╭─ Input data

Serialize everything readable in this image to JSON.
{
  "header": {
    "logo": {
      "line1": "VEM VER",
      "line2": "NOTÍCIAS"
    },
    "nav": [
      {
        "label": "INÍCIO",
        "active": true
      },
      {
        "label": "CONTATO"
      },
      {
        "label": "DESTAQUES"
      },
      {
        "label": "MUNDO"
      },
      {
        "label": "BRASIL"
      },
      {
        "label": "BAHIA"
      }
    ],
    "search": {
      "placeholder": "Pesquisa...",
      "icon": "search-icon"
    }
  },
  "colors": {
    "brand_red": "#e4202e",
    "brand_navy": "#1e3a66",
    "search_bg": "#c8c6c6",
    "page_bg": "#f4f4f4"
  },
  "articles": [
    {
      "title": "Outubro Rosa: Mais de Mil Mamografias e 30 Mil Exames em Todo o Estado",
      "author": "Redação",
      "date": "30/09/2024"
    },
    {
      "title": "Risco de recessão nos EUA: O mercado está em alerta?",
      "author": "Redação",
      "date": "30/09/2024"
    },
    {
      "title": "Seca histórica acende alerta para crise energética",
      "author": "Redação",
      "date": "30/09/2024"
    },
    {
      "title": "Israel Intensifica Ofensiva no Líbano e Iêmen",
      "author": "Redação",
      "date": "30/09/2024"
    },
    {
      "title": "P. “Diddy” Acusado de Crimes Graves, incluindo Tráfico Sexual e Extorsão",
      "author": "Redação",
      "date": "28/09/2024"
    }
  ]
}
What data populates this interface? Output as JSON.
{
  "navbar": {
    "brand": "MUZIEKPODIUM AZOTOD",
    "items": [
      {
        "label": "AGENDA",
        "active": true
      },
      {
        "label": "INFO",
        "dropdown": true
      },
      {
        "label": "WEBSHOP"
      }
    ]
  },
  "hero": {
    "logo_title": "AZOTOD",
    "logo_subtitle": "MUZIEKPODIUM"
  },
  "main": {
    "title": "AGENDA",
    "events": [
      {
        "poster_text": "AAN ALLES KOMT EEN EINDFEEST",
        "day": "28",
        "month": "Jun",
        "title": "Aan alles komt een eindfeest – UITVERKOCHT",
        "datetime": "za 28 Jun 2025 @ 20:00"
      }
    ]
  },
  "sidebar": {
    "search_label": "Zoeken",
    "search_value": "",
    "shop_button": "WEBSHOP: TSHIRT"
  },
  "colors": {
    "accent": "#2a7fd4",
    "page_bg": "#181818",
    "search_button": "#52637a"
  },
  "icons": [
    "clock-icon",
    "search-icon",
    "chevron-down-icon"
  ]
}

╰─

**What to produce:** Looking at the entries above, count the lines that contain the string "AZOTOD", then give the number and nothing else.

**Exercise response:** 2